From the Provost’s Chair
By Callum MacLeod, Chairman of the Community Council
For several decades I have attended remembrance ceremonies at our Town War Memorial, its distinctive shape rising above North Street in the shadow of our ancient Cathedral ruins, flanked on three sides by bronze plaques on which are inscribed the names of those from these parts who fell in the brutal “war to end wars” and the perhaps even greater global conflagration, which started only some twenty years later. In recent years I have had the honour of laying wreaths of poppies on behalf of the people of St Andrews, this privilege being all the greater in the past three years, as we have marked significant anniversaries of poignant milestones of both World Wars.
In May of this year there was general national rejoicing commemorating the 75th Anniversary of VE-Day, the end, in 1945, of the war against fascism and misplaced nationalism in Europe.
On Saturday 15th August I laid a wreath to mark the 75th Anniversary of VJ-Day, the end of the war in the Far East. Those who served there often felt, perhaps with some justification, neglected or even forgotten by those back home. Was this simply because of a certain detachment caused by the great distances involved, or the lesser impact on everyday life? Or did the awesome, awful, and devastating harnessing of nature released in first one nuclear bomb on Hiroshima and then, because of the intransigence of an arrogant government, a second on Nagasaki engender a feeling of unease at the sheer destructive power unleashed apparently so indiscriminately?

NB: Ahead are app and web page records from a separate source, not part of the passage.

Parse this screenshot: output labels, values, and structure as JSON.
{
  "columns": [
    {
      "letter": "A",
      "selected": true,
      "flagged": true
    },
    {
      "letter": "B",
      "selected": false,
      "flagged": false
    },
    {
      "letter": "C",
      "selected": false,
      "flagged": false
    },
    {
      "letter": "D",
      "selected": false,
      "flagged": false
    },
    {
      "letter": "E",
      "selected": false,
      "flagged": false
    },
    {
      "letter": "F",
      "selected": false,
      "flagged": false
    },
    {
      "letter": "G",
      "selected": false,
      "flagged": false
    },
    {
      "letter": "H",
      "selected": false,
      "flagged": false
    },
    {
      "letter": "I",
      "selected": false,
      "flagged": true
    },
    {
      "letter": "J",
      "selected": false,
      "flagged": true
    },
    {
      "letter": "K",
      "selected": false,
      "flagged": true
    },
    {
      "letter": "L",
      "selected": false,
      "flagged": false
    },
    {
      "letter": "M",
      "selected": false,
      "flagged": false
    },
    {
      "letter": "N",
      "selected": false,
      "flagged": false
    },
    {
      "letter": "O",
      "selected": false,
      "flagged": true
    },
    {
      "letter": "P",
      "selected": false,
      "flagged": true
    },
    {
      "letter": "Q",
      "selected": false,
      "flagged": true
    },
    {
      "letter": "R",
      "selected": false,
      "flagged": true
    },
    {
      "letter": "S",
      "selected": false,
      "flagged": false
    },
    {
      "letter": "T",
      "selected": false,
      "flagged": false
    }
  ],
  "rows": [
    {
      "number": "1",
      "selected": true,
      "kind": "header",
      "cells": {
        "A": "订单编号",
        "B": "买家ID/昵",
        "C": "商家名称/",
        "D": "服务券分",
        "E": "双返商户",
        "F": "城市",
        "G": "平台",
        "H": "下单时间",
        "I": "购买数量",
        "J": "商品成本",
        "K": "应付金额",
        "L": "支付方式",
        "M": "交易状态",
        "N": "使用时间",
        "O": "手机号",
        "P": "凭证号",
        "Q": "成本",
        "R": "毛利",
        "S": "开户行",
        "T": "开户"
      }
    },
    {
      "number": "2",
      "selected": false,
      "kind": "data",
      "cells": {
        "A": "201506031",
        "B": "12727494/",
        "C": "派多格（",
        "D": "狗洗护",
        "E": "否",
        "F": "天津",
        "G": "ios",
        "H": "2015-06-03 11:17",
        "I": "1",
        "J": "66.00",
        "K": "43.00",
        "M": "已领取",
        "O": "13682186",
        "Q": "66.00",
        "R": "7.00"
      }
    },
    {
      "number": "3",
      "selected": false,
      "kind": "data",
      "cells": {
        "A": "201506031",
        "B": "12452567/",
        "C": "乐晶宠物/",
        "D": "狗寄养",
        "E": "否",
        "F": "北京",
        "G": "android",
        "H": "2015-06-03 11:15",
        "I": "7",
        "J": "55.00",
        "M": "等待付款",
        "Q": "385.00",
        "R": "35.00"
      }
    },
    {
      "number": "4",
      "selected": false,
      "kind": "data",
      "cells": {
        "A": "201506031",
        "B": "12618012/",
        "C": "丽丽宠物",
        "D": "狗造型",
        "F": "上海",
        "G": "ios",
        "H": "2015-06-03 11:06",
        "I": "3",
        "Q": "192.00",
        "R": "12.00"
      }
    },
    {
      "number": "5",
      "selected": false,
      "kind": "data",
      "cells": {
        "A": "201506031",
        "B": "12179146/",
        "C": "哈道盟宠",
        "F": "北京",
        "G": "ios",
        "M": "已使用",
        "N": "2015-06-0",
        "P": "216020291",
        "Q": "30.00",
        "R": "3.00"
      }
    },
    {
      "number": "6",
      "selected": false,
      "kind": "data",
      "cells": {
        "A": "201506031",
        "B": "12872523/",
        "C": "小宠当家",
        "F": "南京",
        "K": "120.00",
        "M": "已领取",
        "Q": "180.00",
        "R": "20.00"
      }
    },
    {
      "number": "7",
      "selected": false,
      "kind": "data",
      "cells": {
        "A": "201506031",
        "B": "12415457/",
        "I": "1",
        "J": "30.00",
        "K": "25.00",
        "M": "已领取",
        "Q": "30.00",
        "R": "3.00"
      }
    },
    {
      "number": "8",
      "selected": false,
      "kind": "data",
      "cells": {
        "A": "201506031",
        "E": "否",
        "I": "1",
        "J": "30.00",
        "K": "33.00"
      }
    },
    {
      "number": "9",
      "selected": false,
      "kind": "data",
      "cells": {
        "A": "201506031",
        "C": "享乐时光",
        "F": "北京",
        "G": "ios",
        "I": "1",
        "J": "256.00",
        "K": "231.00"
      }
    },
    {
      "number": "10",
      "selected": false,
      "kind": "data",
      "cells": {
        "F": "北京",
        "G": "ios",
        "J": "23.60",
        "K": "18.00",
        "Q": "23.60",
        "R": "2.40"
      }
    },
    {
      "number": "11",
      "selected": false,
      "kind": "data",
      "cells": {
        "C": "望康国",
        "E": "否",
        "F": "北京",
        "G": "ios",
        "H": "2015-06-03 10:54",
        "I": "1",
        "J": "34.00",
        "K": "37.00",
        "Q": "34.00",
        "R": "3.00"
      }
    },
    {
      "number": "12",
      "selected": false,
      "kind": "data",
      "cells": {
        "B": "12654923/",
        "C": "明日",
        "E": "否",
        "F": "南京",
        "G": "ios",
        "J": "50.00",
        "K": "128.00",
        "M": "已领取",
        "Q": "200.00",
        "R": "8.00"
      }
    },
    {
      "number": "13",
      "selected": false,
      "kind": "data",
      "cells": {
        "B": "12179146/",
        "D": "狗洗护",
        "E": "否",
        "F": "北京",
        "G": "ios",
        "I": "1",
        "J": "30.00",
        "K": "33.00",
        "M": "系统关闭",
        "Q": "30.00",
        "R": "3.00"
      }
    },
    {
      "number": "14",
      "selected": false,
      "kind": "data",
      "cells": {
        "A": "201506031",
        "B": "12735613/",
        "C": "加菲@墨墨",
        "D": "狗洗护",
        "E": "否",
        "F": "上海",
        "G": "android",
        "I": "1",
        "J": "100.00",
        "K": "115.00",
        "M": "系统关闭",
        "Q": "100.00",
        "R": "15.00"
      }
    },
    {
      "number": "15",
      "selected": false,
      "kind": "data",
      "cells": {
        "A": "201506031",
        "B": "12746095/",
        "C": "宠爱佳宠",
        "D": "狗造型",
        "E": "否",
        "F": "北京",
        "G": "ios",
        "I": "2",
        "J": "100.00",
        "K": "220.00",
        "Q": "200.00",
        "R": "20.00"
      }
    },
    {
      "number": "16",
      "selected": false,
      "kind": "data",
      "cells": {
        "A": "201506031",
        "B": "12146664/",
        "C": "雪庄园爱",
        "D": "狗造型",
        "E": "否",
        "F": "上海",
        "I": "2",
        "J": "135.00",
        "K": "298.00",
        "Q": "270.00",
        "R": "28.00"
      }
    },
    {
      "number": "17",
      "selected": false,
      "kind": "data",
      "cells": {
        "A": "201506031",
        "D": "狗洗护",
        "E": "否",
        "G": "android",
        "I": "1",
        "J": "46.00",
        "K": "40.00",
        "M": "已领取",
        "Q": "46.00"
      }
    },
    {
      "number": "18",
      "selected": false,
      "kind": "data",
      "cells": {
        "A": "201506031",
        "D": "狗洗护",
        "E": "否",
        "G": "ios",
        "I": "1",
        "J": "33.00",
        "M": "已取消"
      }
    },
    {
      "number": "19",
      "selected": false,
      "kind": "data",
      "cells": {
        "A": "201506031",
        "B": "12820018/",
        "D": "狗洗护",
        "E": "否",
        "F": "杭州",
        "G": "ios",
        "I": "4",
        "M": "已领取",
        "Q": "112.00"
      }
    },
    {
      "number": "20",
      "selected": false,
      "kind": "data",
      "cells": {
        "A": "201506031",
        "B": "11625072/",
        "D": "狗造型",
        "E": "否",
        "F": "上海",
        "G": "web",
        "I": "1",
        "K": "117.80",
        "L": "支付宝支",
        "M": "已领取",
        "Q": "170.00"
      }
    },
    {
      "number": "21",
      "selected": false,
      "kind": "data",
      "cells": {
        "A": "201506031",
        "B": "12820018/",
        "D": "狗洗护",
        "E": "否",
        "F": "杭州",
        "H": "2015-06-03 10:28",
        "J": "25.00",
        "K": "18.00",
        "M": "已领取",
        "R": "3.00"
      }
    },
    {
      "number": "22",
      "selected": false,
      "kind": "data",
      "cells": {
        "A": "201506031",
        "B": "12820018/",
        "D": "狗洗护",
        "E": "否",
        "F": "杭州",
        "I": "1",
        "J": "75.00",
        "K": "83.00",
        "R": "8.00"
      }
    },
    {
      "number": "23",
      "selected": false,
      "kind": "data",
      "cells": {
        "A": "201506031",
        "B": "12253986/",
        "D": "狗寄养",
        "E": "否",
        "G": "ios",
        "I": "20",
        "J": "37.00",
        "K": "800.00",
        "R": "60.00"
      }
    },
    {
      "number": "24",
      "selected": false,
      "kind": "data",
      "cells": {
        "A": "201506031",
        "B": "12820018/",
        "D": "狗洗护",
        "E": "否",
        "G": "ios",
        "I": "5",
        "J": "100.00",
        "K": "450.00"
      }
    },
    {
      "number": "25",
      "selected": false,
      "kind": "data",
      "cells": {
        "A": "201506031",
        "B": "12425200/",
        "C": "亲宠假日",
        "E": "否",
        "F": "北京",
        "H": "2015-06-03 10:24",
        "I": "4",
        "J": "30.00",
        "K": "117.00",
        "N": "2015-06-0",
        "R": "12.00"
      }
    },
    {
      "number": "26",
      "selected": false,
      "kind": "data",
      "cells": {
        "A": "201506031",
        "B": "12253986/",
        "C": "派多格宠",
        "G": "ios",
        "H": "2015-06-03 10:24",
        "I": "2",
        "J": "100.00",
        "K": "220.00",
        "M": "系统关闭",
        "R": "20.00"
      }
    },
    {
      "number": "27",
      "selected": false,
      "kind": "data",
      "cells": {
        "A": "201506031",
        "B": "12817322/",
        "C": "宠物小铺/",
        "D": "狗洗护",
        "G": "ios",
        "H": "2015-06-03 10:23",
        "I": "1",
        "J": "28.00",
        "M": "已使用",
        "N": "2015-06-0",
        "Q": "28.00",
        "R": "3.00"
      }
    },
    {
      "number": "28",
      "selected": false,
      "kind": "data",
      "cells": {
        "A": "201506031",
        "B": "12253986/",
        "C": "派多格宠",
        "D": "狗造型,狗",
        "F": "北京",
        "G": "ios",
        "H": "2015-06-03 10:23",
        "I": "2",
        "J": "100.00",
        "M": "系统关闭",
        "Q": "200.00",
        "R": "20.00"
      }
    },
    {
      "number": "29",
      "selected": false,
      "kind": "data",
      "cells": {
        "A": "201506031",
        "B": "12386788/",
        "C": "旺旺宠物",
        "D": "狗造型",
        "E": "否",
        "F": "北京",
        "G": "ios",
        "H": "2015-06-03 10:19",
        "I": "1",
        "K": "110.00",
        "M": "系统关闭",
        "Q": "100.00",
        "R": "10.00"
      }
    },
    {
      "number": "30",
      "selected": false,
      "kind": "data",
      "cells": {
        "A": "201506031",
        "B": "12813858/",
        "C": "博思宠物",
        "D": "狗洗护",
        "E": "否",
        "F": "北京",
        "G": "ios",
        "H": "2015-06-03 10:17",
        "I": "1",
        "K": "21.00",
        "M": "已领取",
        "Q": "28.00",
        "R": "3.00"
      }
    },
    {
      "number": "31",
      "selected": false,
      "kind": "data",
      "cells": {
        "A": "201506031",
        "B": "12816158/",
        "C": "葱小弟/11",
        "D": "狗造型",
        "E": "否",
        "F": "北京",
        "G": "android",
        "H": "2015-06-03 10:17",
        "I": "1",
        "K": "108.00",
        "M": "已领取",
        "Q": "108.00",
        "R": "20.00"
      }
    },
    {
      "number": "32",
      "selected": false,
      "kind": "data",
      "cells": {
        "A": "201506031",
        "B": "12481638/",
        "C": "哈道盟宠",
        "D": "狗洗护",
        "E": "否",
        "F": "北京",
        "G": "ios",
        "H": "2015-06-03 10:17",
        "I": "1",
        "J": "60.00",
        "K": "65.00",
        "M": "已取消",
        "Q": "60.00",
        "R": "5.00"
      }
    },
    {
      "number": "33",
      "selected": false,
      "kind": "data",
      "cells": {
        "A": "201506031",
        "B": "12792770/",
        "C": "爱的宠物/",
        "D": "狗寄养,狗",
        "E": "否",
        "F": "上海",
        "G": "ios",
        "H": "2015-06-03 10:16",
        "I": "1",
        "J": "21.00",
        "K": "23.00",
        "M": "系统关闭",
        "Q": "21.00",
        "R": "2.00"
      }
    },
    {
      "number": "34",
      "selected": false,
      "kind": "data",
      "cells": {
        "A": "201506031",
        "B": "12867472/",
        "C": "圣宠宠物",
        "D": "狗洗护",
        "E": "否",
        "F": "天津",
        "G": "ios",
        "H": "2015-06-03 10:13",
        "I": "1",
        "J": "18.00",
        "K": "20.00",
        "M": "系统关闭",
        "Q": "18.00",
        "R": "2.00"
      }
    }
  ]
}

With these thoughts in mind, our little ceremony in August was a sombre and small-scale affair, with only some flags and a wreath, which I will lay again on Remembrance Sunday. Unlike that grand commemoration with marching bands and a considerable military presence, I was accompanied on this occasion only by my partner Sue and a local lady we happened to meet there, who always lays flowers from her garden in memory of family members whose names are enshrined there forever. This year she was remembering a relative who had fallen in Burma. Afterwards we went round to the Town Kirk where we rang 75 times the Great Bell in the tower – which has seen St Andrews men and women go off to war since the early 15th century – and I played the National Anthem and Auld Lang Syne on the carillon.
Until last year I invariably reflected during the two-minute silence on how fortunate I and my siblings, and now my children, have been in not having had to live through wars as experienced by previous generations. Both my parents grew up during the Second World War, one grandfather served in the Army in the Mediterranean, particularly in Italy, and the other endured the horrors of the trenches as a horseman in the Great War.
But during that VJ-Day Anniversary silence only a couple of weeks ago, I was this time thinking, without diminishing what has gone before of course, that two more generations have now experienced something of the effects of war. This time there are no trenches or falling bombs. Instead there is an invisible enemy moving among us, sometimes sparing those he encounters, sometimes striking with deadly effect. We have come to know deprivation, isolation, disruption, and uncertainty. We have seen the worst as well as the best of human nature.
I implore you as we begin to see the unknown effect of the virus in winter not to let your guard down. We must follow expert scientific advice as far as social distancing, hygiene, face coverings and shielding are concerned.
In particular, whatever the rights and wrongs of the decisions to reopen schools and bring back university undergraduates from all over the world – the wisdom or folly of doing so will quickly become apparent – let us remember what it is like to be young. To paraphrase the words of my own old school’s motto – juventutis fortunas veho – our pupils and students enjoy the freedoms of being young, among whom is a belief in their own invincibility, and not being very good at following instructions, however sensible or important – the latter being something that perhaps applies to many of us of all ages.
As ever, I welcome hearing from you on any matter at: firstname.lastname@example.org
or on: 01334 478 584. dum spiro spero